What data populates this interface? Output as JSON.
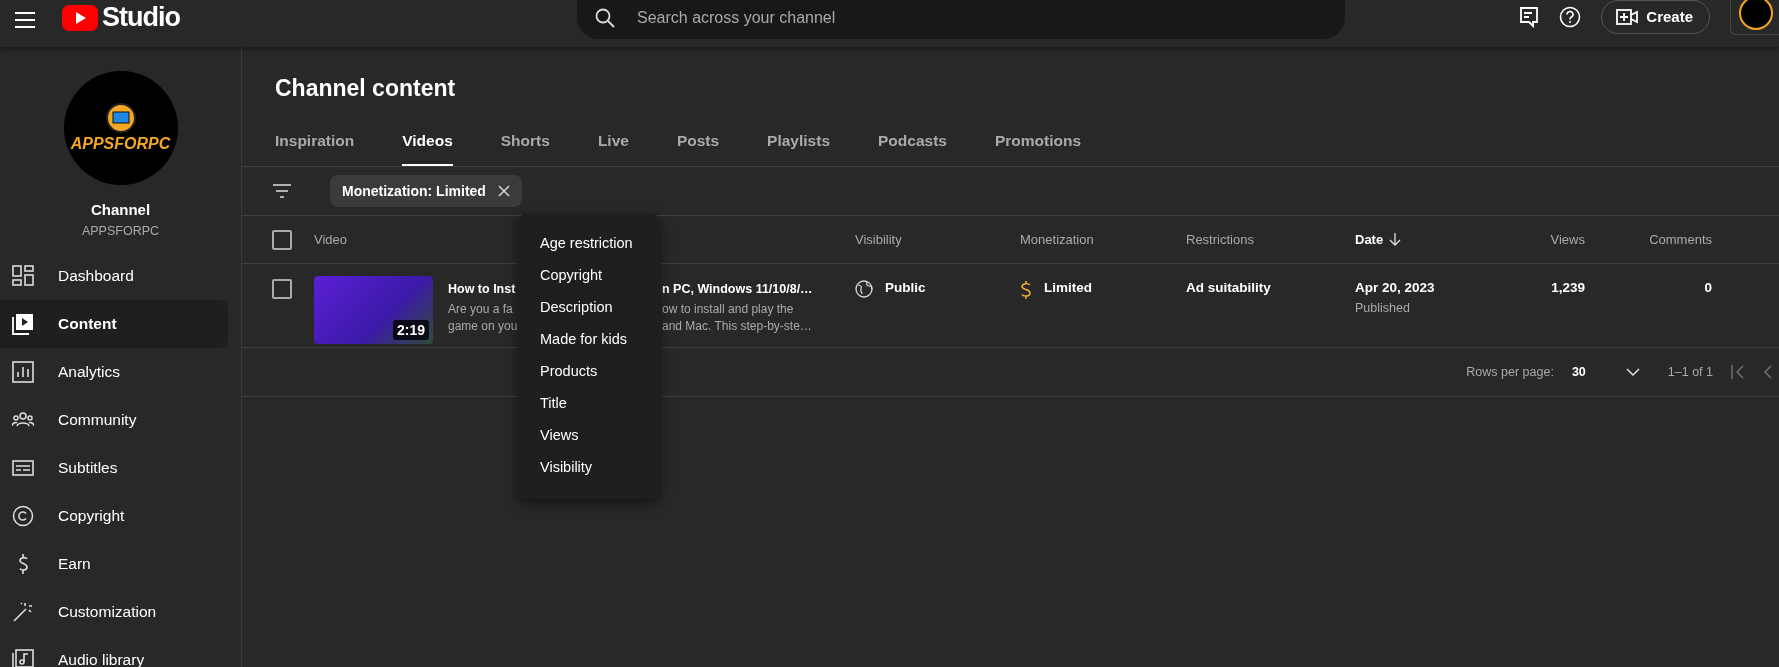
{
  "header": {
    "logo_text": "Studio",
    "search": {
      "placeholder": "Search across your channel"
    },
    "create_label": "Create"
  },
  "sidebar": {
    "logo_text": "APPSFORPC",
    "channel_label": "Channel",
    "channel_name": "APPSFORPC",
    "items": [
      {
        "label": "Dashboard",
        "kind": "dashboard",
        "selected": false
      },
      {
        "label": "Content",
        "kind": "content",
        "selected": true
      },
      {
        "label": "Analytics",
        "kind": "analytics",
        "selected": false
      },
      {
        "label": "Community",
        "kind": "community",
        "selected": false
      },
      {
        "label": "Subtitles",
        "kind": "subtitles",
        "selected": false
      },
      {
        "label": "Copyright",
        "kind": "copyright",
        "selected": false
      },
      {
        "label": "Earn",
        "kind": "earn",
        "selected": false
      },
      {
        "label": "Customization",
        "kind": "customization",
        "selected": false
      },
      {
        "label": "Audio library",
        "kind": "audio",
        "selected": false
      }
    ]
  },
  "page": {
    "title": "Channel content"
  },
  "tabs": [
    {
      "label": "Inspiration",
      "selected": false
    },
    {
      "label": "Videos",
      "selected": true
    },
    {
      "label": "Shorts",
      "selected": false
    },
    {
      "label": "Live",
      "selected": false
    },
    {
      "label": "Posts",
      "selected": false
    },
    {
      "label": "Playlists",
      "selected": false
    },
    {
      "label": "Podcasts",
      "selected": false
    },
    {
      "label": "Promotions",
      "selected": false
    }
  ],
  "filter": {
    "chip": "Monetization: Limited"
  },
  "table": {
    "select_all": {
      "checked": false
    },
    "columns": [
      {
        "label": "Video",
        "sorted": false
      },
      {
        "label": "Visibility",
        "sorted": false
      },
      {
        "label": "Monetization",
        "sorted": false
      },
      {
        "label": "Restrictions",
        "sorted": false
      },
      {
        "label": "Date",
        "sorted": true
      },
      {
        "label": "Views",
        "sorted": false
      },
      {
        "label": "Comments",
        "sorted": false
      }
    ],
    "rows": [
      {
        "checked": false,
        "duration": "2:19",
        "title_start": "How to Inst",
        "title_end": "n PC, Windows 11/10/8/…",
        "description": [
          {
            "start": "Are you a fa",
            "end": "ow to install and play the"
          },
          {
            "start": "game on you",
            "end": "and Mac. This step-by-ste…"
          }
        ],
        "visibility": "Public",
        "monetization": "Limited",
        "restrictions": "Ad suitability",
        "date": "Apr 20, 2023",
        "date_status": "Published",
        "views": "1,239",
        "comments": "0"
      }
    ]
  },
  "menu": {
    "items": [
      "Age restriction",
      "Copyright",
      "Description",
      "Made for kids",
      "Products",
      "Title",
      "Views",
      "Visibility"
    ]
  },
  "pagination": {
    "rows_label": "Rows per page:",
    "rows_value": "30",
    "range": "1–1 of 1"
  }
}
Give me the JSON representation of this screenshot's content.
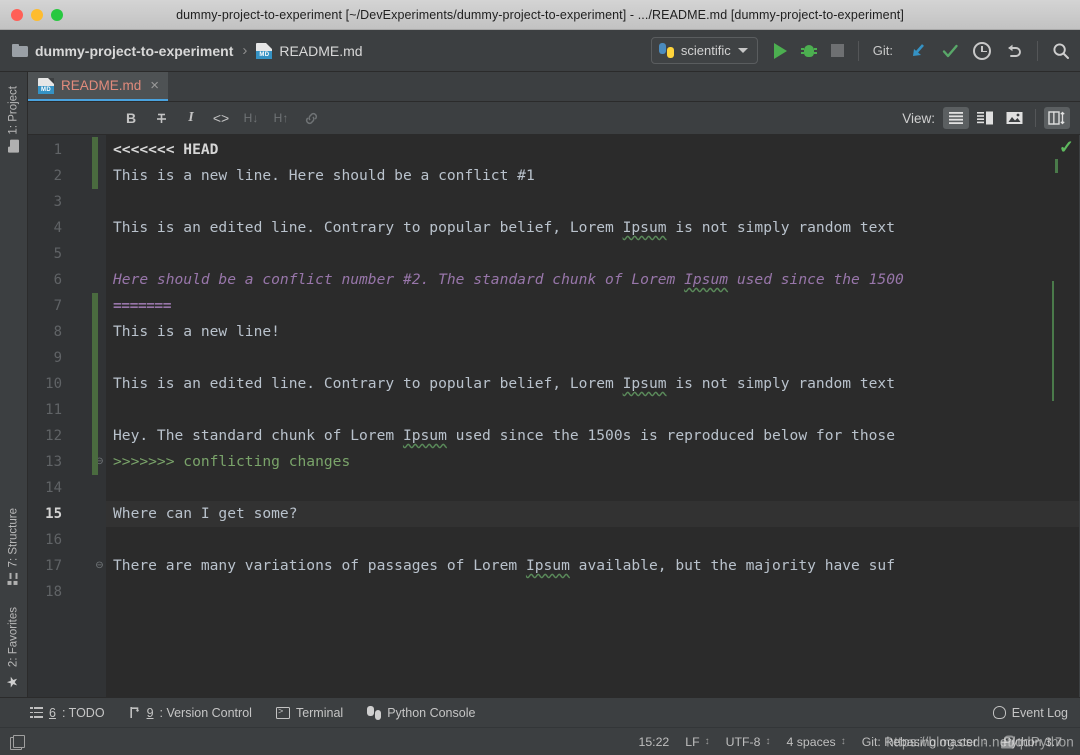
{
  "window": {
    "title": "dummy-project-to-experiment [~/DevExperiments/dummy-project-to-experiment] - .../README.md [dummy-project-to-experiment]",
    "traffic_lights": [
      "close-red",
      "minimize-yellow",
      "maximize-green"
    ]
  },
  "toolbar": {
    "breadcrumb": {
      "project": "dummy-project-to-experiment",
      "separator": "›",
      "file": "README.md",
      "file_icon_tag": "MD"
    },
    "run_config": {
      "label": "scientific",
      "icon": "python-icon",
      "caret": "chevron-down-icon"
    },
    "actions": [
      {
        "name": "run-button",
        "icon": "play-icon"
      },
      {
        "name": "debug-button",
        "icon": "bug-icon"
      },
      {
        "name": "stop-button",
        "icon": "stop-icon"
      }
    ],
    "git_label": "Git:",
    "git_actions": [
      {
        "name": "update-project-button",
        "icon": "arrow-down-left-icon",
        "color": "#3592c4"
      },
      {
        "name": "commit-button",
        "icon": "checkmark-icon",
        "color": "#59a869"
      },
      {
        "name": "history-button",
        "icon": "clock-icon"
      },
      {
        "name": "rollback-button",
        "icon": "revert-arrow-icon"
      }
    ],
    "search_action": {
      "name": "search-everywhere-button",
      "icon": "search-icon"
    }
  },
  "left_tool_window": {
    "items": [
      {
        "label": "1: Project",
        "icon": "folder-icon"
      },
      {
        "label": "7: Structure",
        "icon": "structure-icon"
      },
      {
        "label": "2: Favorites",
        "icon": "star-icon"
      }
    ]
  },
  "editor_tabs": [
    {
      "label": "README.md",
      "icon": "markdown-file-icon",
      "close": "×",
      "active": true
    }
  ],
  "markdown_toolbar": {
    "buttons": [
      {
        "name": "bold-button",
        "glyph": "B",
        "enabled": true
      },
      {
        "name": "strikethrough-button",
        "glyph": "†",
        "enabled": true
      },
      {
        "name": "italic-button",
        "glyph": "I",
        "enabled": true
      },
      {
        "name": "code-button",
        "glyph": "<>",
        "enabled": true
      },
      {
        "name": "header-decrease-button",
        "glyph": "H↓",
        "enabled": false
      },
      {
        "name": "header-increase-button",
        "glyph": "H↑",
        "enabled": false
      },
      {
        "name": "link-button",
        "glyph": "⚭",
        "enabled": false
      }
    ],
    "view_label": "View:",
    "view_buttons": [
      {
        "name": "view-editor-only-button",
        "icon": "lines-icon",
        "active": true
      },
      {
        "name": "view-editor-preview-button",
        "icon": "split-view-icon",
        "active": false
      },
      {
        "name": "view-preview-only-button",
        "icon": "image-icon",
        "active": false
      },
      {
        "name": "view-toggle-layout-button",
        "icon": "columns-resize-icon",
        "active": true
      }
    ]
  },
  "editor": {
    "inspection_status": "✓",
    "current_line": 15,
    "lines": [
      {
        "n": 1,
        "changed": true,
        "segments": [
          {
            "t": "<<<<<<< HEAD",
            "c": "conflict"
          }
        ]
      },
      {
        "n": 2,
        "changed": true,
        "segments": [
          {
            "t": "This is a new line. Here should be a conflict #1",
            "c": "plain"
          }
        ]
      },
      {
        "n": 3,
        "changed": false,
        "segments": []
      },
      {
        "n": 4,
        "changed": false,
        "segments": [
          {
            "t": "This is an edited line. Contrary to popular belief, Lorem ",
            "c": "plain"
          },
          {
            "t": "Ipsum",
            "c": "typo"
          },
          {
            "t": " is not simply random text",
            "c": "plain"
          }
        ]
      },
      {
        "n": 5,
        "changed": false,
        "segments": []
      },
      {
        "n": 6,
        "changed": false,
        "segments": [
          {
            "t": "Here should be a conflict number #2. The standard chunk of Lorem ",
            "c": "purple"
          },
          {
            "t": "Ipsum",
            "c": "purple-typo"
          },
          {
            "t": " used since the 1500",
            "c": "purple"
          }
        ]
      },
      {
        "n": 7,
        "changed": true,
        "segments": [
          {
            "t": "=======",
            "c": "purple-bold"
          }
        ]
      },
      {
        "n": 8,
        "changed": true,
        "segments": [
          {
            "t": "This is a new line!",
            "c": "plain"
          }
        ]
      },
      {
        "n": 9,
        "changed": true,
        "segments": []
      },
      {
        "n": 10,
        "changed": true,
        "segments": [
          {
            "t": "This is an edited line. Contrary to popular belief, Lorem ",
            "c": "plain"
          },
          {
            "t": "Ipsum",
            "c": "typo"
          },
          {
            "t": " is not simply random text",
            "c": "plain"
          }
        ]
      },
      {
        "n": 11,
        "changed": true,
        "segments": []
      },
      {
        "n": 12,
        "changed": true,
        "segments": [
          {
            "t": "Hey. The standard chunk of Lorem ",
            "c": "plain"
          },
          {
            "t": "Ipsum",
            "c": "typo"
          },
          {
            "t": " used since the 1500s is reproduced below for those",
            "c": "plain"
          }
        ]
      },
      {
        "n": 13,
        "changed": true,
        "fold": true,
        "segments": [
          {
            "t": ">>>>>>> conflicting changes",
            "c": "green"
          }
        ]
      },
      {
        "n": 14,
        "changed": false,
        "segments": []
      },
      {
        "n": 15,
        "changed": false,
        "segments": [
          {
            "t": "Where can I get some?",
            "c": "plain"
          }
        ]
      },
      {
        "n": 16,
        "changed": false,
        "segments": []
      },
      {
        "n": 17,
        "changed": false,
        "fold": true,
        "segments": [
          {
            "t": "There are many variations of passages of Lorem ",
            "c": "plain"
          },
          {
            "t": "Ipsum",
            "c": "typo"
          },
          {
            "t": " available, but the majority have suf",
            "c": "plain"
          }
        ]
      },
      {
        "n": 18,
        "changed": false,
        "segments": []
      }
    ]
  },
  "bottom_tool_bar": {
    "items": [
      {
        "label_prefix": "",
        "shortcut": "6",
        "label": ": TODO",
        "icon": "todo-list-icon",
        "name": "todo-tool-window"
      },
      {
        "label_prefix": "",
        "shortcut": "9",
        "label": ": Version Control",
        "icon": "branch-icon",
        "name": "version-control-tool-window"
      },
      {
        "label_prefix": "",
        "shortcut": "",
        "label": "Terminal",
        "icon": "terminal-icon",
        "name": "terminal-tool-window"
      },
      {
        "label_prefix": "",
        "shortcut": "",
        "label": "Python Console",
        "icon": "python-console-icon",
        "name": "python-console-tool-window"
      }
    ],
    "event_log": {
      "label": "Event Log",
      "icon": "bell-icon"
    }
  },
  "status_bar": {
    "cursor_position": "15:22",
    "line_separator": "LF",
    "encoding": "UTF-8",
    "indent": "4 spaces",
    "git_branch": "Git: Rebasing master",
    "interpreter": "Python 3.7",
    "watermark": "https://blog.csdn.net/qdPython",
    "stepper_glyph": "↕"
  },
  "colors": {
    "titlebar_bg": "#c9c9c9",
    "chrome_bg": "#3c3f41",
    "editor_bg": "#2b2b2b",
    "gutter_bg": "#313335",
    "accent_tab_underline": "#4aa3df",
    "tab_label": "#e28b7c",
    "changed_marker": "#4a6b3f",
    "conflict_purple": "#9876aa",
    "conflict_green": "#7aa46a",
    "run_green": "#4caf50",
    "git_blue": "#3592c4"
  }
}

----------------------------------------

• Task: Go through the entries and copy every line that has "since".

• Exercise result:
            "t": " used since the 1500",
            "t": " used since the 1500s is reproduced below for those",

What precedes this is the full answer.